»»
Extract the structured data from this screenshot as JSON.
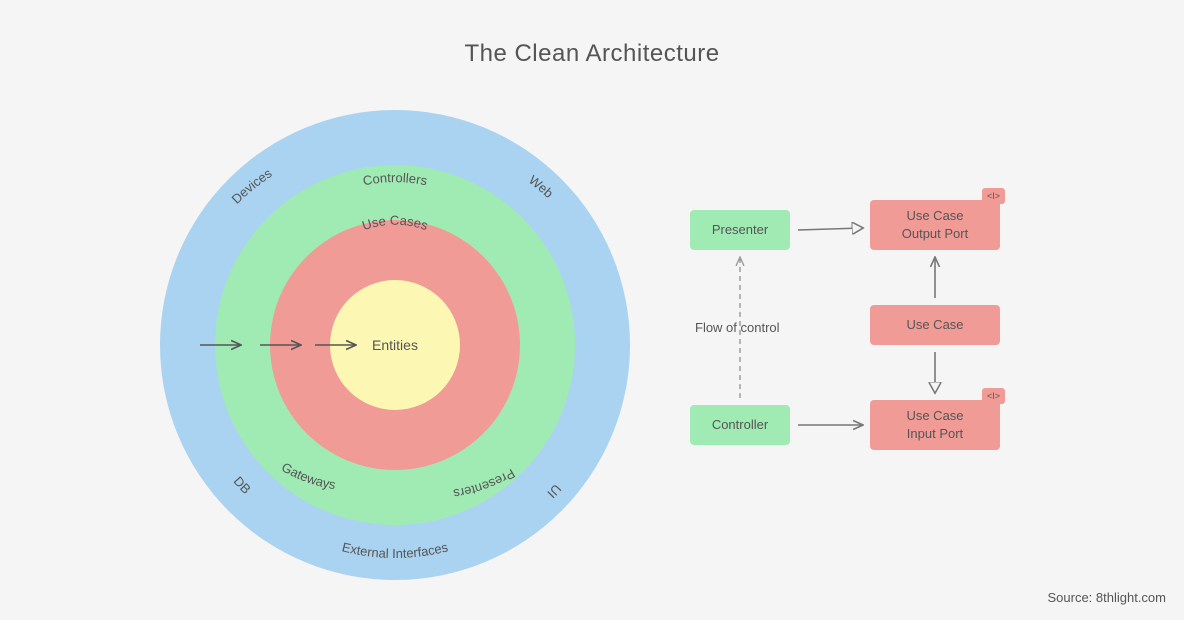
{
  "title": "The Clean Architecture",
  "source": "Source: 8thlight.com",
  "circles": {
    "center": "Entities",
    "ring3_top": "Use Cases",
    "ring2_top": "Controllers",
    "ring2_bottom_left": "Gateways",
    "ring2_bottom_right": "Presenters",
    "ring1_top_left": "Devices",
    "ring1_top_right": "Web",
    "ring1_bottom_left": "DB",
    "ring1_bottom_right": "UI",
    "ring1_bottom": "External Interfaces"
  },
  "flow": {
    "presenter": "Presenter",
    "output_port": "Use Case\nOutput Port",
    "use_case": "Use Case",
    "controller": "Controller",
    "input_port": "Use Case\nInput Port",
    "interface_tag": "<I>",
    "flow_label": "Flow of control"
  }
}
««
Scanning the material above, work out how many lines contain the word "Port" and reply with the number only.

2